**Activity:** Please report each line in the material below that includes "Encoding".
↓↓↓
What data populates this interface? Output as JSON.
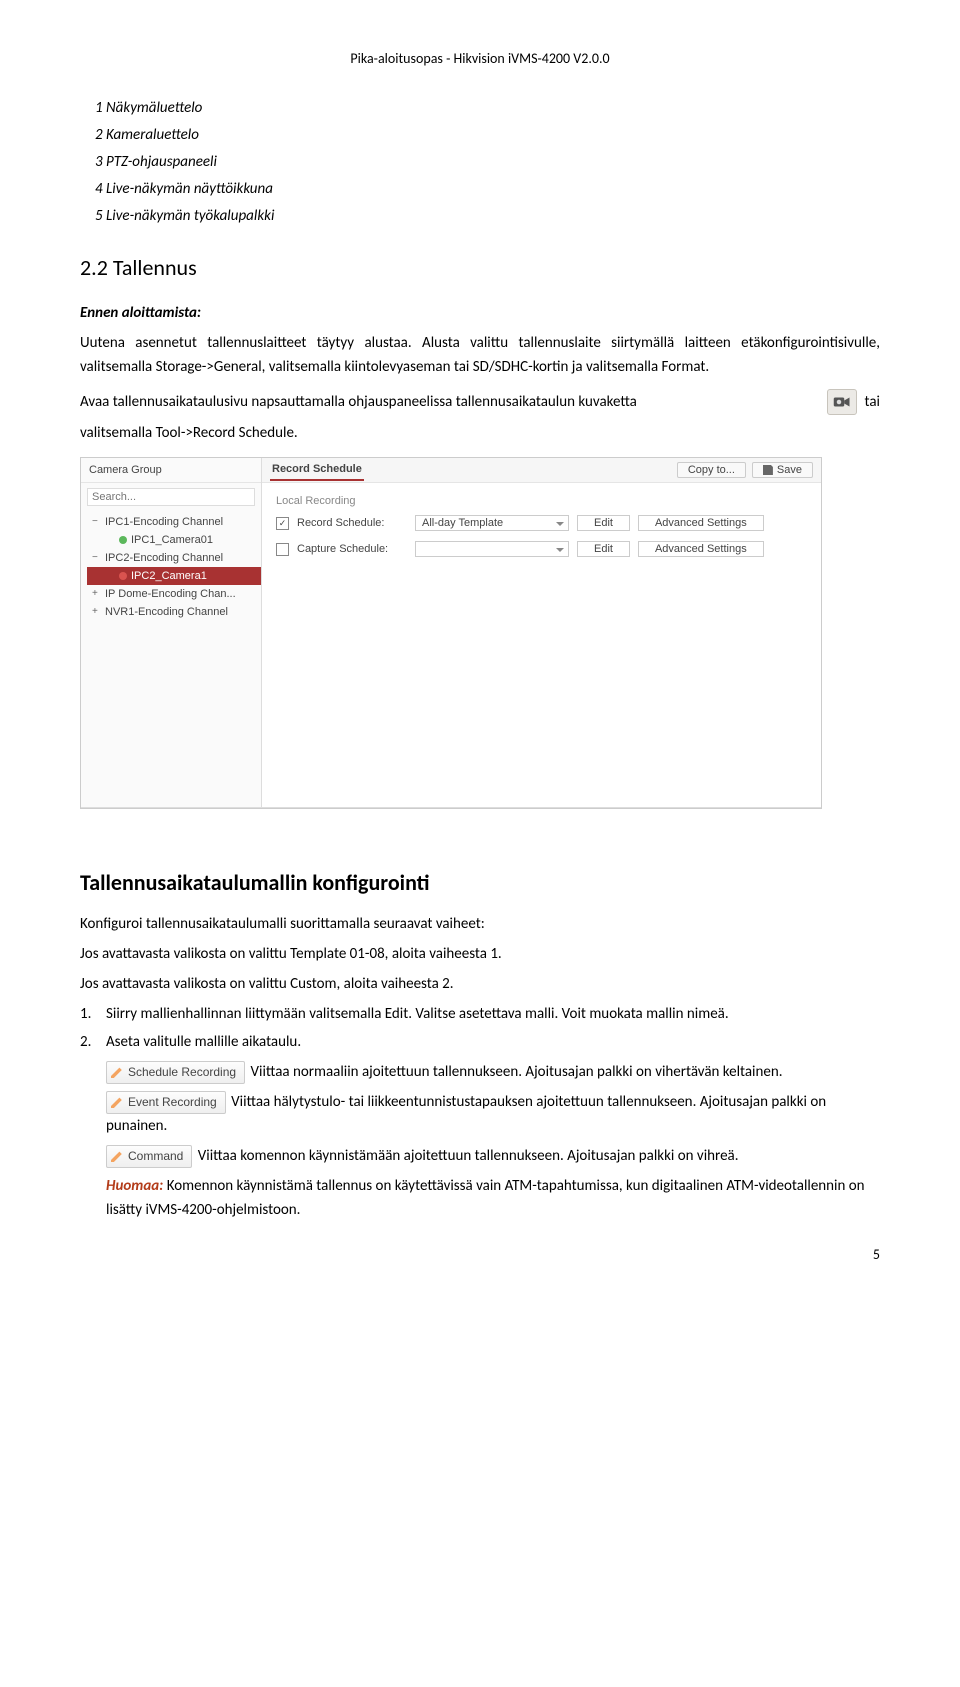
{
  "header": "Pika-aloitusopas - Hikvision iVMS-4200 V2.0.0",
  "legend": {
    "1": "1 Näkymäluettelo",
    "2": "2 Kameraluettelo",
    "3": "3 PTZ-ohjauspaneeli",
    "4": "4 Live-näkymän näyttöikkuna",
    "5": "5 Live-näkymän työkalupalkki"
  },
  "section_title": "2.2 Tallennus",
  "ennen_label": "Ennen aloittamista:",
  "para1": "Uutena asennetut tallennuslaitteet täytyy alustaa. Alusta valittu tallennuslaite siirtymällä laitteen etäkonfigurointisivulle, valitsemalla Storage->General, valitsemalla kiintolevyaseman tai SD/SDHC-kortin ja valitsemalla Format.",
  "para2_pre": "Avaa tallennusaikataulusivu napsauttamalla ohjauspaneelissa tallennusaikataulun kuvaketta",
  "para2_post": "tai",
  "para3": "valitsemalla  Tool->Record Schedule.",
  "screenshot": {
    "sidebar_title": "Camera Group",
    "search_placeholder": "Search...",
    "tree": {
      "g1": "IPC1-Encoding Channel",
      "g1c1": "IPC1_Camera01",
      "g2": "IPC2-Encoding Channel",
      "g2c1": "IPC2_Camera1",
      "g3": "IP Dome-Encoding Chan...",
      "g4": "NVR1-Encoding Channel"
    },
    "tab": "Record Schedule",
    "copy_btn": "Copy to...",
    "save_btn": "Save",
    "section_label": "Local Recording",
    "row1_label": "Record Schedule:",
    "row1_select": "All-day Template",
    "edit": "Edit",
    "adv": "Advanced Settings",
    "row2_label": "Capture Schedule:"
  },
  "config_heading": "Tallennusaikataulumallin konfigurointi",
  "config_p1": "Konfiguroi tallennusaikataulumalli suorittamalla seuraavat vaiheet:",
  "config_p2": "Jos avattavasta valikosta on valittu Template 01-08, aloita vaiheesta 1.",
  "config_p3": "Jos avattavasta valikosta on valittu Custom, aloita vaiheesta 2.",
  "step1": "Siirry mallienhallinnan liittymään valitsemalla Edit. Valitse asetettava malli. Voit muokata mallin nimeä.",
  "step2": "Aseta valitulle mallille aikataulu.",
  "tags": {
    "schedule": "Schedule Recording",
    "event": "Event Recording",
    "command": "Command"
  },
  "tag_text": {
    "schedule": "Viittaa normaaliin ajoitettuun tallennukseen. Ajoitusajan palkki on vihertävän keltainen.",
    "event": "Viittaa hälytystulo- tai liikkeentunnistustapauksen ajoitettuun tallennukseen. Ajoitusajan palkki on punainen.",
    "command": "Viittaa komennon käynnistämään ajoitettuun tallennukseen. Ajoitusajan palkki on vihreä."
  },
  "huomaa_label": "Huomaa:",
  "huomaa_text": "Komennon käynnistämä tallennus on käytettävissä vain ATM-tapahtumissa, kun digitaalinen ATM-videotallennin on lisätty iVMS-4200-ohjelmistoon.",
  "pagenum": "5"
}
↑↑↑
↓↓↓
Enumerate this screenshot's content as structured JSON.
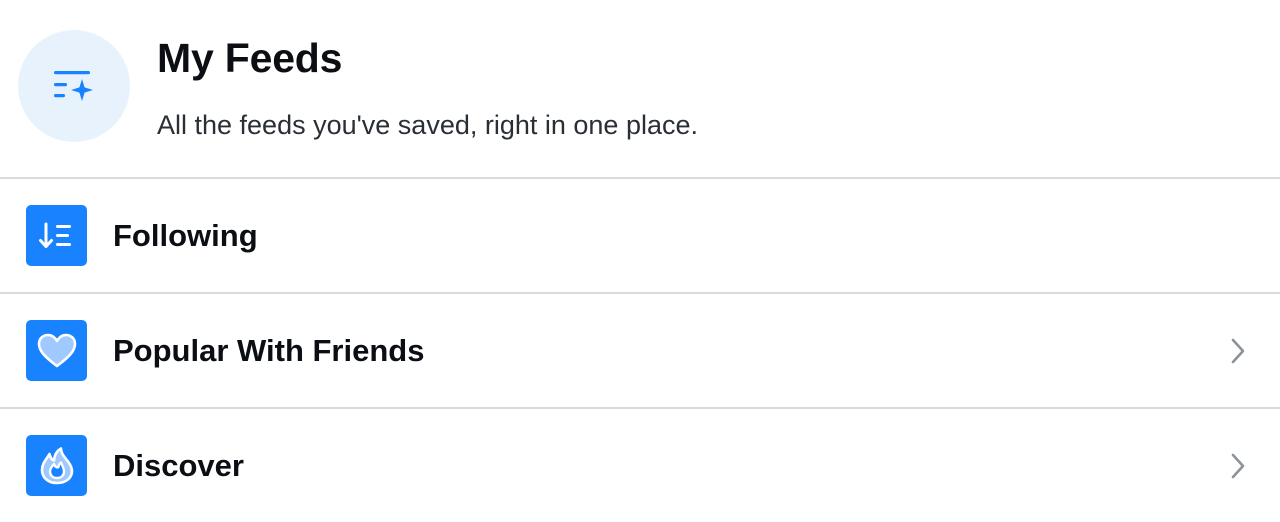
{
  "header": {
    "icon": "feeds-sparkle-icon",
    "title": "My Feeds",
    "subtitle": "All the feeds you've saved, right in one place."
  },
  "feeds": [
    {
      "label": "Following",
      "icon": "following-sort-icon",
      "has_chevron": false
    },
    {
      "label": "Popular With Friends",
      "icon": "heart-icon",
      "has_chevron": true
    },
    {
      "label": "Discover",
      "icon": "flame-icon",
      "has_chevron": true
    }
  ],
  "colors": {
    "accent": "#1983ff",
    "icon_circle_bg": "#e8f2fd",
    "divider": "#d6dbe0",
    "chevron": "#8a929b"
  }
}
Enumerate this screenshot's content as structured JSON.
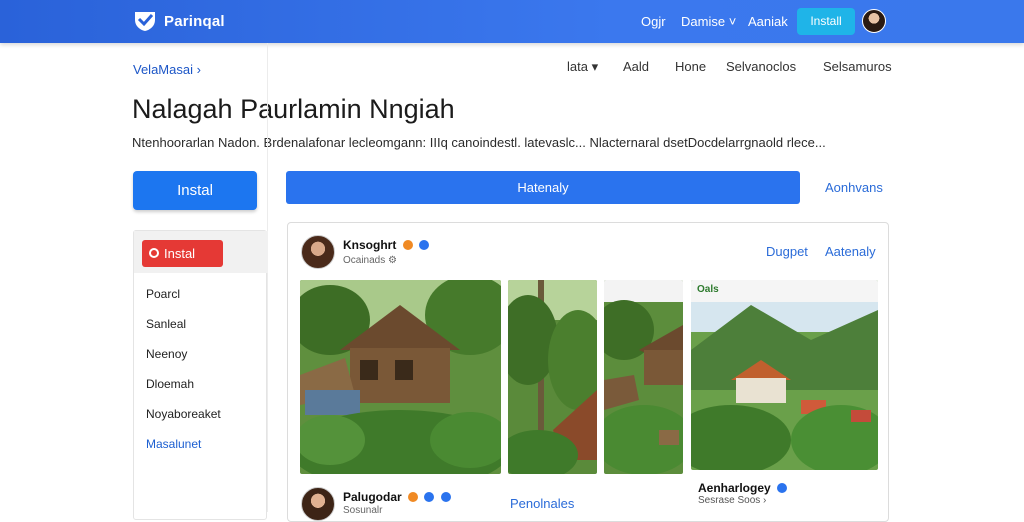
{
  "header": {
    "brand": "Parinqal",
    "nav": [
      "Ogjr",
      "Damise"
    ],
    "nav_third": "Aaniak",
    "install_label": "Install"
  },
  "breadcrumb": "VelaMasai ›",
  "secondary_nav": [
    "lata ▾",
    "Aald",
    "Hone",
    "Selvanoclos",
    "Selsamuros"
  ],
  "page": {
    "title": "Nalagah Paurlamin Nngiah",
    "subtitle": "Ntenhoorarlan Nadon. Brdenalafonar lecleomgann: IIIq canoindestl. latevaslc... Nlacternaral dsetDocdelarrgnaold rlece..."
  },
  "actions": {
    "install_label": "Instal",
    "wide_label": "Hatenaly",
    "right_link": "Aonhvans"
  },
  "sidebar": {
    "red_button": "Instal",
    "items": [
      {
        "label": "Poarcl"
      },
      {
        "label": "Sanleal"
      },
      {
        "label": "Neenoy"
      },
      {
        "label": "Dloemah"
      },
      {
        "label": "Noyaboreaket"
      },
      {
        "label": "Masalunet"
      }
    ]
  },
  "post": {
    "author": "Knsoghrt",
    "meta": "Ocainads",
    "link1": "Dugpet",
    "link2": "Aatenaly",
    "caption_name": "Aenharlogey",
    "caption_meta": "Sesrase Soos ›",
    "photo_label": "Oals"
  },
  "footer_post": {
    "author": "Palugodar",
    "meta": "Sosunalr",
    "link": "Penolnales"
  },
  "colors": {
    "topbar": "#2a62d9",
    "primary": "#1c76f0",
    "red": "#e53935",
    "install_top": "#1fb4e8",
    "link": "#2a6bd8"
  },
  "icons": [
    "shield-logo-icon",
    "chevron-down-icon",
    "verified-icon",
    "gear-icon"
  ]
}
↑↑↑
**Solution to this exercise:**
      "g1": "IPC1-Encoding Channel",
      "g2": "IPC2-Encoding Channel",
      "g3": "IP Dome-Encoding Chan...",
      "g4": "NVR1-Encoding Channel"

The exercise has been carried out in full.